This is dish is an Italian play on Patatas Bravas. There are a lot of components to this one, but they all work quite harmoniously. I started by par-boiling some beautiful mixed potatoes, and while they cooked, I roasted some insanely good spicy Tuscan sausage from Primal Supply. Once the potatoes were boiled to just soft, I deep fried them so the outside was crispy yet leaving the inside is delicately fluffy. The sausage was sliced on a bias and tossed with the potatoes in a vinaigrette made of fresh thyme, dijon, lemon juice, and viognier vinegar (Side-note: potatoes pair really well with vinaigrettes. The acid cuts the starchiness of the spud, and although you’re still getting fat from the oil, it’s much more delicate than butter.) I finished the dish with a tried-and-true roasted garlic aioli, fried capers, picked Fresno Chili, and parsley. This is a potato dish that your friends will love, and hopefully, a substitute to the drab, tin-foiled wrapped baked potato that ruined your childhood.
If you want a dish in your pocket that will blow everyone the fuck away, this is it.
I’ve made a lot of good dishes in my life. I’ve also dreamed up my fair share of misses. Everyone once in a while, you just make something that is great. I liken it to a PB&J or a BLT, where the flavors marry together so perfectly, it almost feels like fate. The flavors of this dish come together so intimately, that you just feel happy and have the urge to eat more. So here it is...
The frontman of this dish was absolutely the steak.
I went down to Primal Supply’s new shop in Brewerytown where they were kind enough to butcher me up a skirt steak in the back. They informed me that this time of year is when the cows switch from hay to fresh grass, thus rendering a fattier and more tender beef.
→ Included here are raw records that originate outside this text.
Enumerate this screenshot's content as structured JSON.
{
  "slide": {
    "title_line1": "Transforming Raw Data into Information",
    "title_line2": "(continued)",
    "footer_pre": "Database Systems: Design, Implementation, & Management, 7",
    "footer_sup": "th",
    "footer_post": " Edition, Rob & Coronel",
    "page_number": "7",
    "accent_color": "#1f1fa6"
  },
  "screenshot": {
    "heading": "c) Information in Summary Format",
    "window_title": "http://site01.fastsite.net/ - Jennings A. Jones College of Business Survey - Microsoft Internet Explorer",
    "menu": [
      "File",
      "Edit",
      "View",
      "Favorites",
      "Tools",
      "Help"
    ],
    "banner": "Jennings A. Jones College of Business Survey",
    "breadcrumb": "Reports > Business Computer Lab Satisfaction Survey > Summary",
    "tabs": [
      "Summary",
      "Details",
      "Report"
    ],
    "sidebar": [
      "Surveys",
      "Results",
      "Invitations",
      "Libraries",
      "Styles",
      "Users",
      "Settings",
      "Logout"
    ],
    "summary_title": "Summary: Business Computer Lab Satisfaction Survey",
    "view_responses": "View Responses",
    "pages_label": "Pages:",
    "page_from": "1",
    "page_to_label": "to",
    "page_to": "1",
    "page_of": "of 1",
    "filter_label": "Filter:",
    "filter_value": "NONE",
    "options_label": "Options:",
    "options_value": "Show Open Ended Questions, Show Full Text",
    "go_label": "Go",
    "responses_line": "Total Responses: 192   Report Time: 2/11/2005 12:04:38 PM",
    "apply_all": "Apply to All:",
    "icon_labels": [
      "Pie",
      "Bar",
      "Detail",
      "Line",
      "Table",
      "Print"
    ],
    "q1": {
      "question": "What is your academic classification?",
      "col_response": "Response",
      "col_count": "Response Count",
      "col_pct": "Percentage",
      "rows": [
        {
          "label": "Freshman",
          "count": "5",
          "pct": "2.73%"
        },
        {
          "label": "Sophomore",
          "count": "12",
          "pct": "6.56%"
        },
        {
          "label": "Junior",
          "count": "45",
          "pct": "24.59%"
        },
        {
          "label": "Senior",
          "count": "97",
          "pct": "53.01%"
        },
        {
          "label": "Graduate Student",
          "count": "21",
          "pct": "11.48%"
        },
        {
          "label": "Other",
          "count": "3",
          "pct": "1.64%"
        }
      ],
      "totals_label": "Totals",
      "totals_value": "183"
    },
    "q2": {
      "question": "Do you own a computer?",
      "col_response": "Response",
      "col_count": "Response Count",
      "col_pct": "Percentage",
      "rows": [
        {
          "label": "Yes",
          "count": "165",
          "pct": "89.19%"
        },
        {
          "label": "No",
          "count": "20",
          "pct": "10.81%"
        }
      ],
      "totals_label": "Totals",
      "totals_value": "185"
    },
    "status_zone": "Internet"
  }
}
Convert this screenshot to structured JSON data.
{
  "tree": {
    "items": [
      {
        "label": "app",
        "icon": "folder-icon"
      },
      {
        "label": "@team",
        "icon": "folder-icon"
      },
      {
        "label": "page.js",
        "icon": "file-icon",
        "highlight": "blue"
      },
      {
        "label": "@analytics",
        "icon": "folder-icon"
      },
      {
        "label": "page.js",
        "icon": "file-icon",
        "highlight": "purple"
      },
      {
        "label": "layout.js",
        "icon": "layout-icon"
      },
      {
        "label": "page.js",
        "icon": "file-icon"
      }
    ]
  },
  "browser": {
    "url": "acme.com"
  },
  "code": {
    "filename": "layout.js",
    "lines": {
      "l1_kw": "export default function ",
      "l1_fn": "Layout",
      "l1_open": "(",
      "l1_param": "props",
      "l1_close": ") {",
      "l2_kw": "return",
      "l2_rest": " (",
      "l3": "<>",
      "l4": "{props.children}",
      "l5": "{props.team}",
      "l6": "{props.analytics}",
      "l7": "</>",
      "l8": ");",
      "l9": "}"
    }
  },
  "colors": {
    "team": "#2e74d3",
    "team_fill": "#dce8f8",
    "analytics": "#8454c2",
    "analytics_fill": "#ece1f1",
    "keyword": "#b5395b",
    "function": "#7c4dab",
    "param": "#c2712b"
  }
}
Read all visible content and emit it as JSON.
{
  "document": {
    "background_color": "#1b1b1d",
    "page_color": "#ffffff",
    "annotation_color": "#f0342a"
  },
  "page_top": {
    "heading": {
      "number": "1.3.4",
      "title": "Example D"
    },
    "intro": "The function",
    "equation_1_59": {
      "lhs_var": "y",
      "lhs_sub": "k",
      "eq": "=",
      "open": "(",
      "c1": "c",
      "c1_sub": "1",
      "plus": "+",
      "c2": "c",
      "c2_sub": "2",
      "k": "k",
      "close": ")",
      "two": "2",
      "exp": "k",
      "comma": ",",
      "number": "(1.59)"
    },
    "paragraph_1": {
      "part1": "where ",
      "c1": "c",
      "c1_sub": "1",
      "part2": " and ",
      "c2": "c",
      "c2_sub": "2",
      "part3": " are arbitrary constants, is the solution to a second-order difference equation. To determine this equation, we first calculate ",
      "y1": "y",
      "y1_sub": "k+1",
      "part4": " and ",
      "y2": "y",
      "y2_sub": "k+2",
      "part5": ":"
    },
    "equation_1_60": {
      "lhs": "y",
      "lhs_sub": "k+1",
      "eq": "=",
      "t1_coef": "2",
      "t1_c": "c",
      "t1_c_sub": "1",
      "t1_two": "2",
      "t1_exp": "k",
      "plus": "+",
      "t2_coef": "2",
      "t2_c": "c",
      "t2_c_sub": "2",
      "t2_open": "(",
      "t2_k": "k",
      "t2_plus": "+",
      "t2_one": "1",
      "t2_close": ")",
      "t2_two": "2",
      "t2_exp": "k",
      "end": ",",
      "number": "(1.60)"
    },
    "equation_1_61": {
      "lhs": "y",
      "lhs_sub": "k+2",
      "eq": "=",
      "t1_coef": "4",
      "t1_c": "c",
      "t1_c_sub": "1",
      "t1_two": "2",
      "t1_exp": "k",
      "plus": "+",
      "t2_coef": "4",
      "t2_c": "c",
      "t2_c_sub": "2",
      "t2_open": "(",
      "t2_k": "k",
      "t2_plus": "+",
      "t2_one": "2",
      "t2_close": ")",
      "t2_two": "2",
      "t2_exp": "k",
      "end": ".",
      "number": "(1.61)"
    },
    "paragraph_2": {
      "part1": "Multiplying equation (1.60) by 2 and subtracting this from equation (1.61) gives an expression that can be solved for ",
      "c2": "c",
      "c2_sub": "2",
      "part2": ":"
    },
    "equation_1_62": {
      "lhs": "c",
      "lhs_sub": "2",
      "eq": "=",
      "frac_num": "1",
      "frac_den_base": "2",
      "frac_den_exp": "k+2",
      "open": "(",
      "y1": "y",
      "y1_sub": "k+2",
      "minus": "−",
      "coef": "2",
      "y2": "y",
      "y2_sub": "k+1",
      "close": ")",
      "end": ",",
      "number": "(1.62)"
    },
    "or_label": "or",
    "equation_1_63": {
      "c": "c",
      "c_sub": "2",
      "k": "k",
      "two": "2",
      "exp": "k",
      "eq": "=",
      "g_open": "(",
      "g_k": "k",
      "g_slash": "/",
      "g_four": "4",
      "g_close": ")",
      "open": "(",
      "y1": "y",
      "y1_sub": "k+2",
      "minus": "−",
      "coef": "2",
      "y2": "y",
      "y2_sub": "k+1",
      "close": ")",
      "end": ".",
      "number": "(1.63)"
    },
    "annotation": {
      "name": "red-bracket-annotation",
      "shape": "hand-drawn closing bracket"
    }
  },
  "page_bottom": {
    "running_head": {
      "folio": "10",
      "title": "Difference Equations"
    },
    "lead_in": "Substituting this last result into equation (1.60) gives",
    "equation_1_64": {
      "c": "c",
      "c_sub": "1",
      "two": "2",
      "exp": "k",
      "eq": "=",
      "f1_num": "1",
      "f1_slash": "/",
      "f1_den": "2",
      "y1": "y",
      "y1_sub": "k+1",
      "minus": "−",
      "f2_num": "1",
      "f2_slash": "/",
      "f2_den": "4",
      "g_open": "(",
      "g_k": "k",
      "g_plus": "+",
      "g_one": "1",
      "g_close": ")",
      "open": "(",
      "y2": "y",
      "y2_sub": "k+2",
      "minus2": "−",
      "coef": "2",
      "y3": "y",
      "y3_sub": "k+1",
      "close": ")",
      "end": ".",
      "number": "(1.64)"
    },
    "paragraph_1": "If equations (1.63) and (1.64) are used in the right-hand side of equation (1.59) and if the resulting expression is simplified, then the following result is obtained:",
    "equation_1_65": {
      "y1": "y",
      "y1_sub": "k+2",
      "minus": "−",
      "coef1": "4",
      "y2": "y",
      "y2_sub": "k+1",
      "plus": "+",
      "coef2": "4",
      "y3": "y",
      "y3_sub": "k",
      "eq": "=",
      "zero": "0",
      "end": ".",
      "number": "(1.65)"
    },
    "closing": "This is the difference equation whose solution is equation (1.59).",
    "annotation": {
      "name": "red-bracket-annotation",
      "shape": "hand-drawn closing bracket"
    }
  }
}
I marinated the steak over night in orange juice, soy, olive oil, and little viognier vinegar. Usually with a skirt steak you want an aggressive marinade to break down the tough flesh and fat, but this beef was tender enough that I was able to pull back on the astringents. Once the steak was ready to go, I brought up a ripping-hot cast iron and seared both sides, creating a caramelized crust from the sugars in the marinade. I removed the beef and added two slices of buttered Lost Bread Seedy Grain right into the pan which mopped up the fond and received a perfect toast.
Next I made the arugula salad was simply dressed with an emulsion of basil, grated fresh horseradish, lemon juice, and vegetable oil. I sliced the skirt steak, layered the side of the plate with with the salad, tore up some toast with my hands, and finished with red onion that was marinated in sorghum molasses vinegar. Crazy good.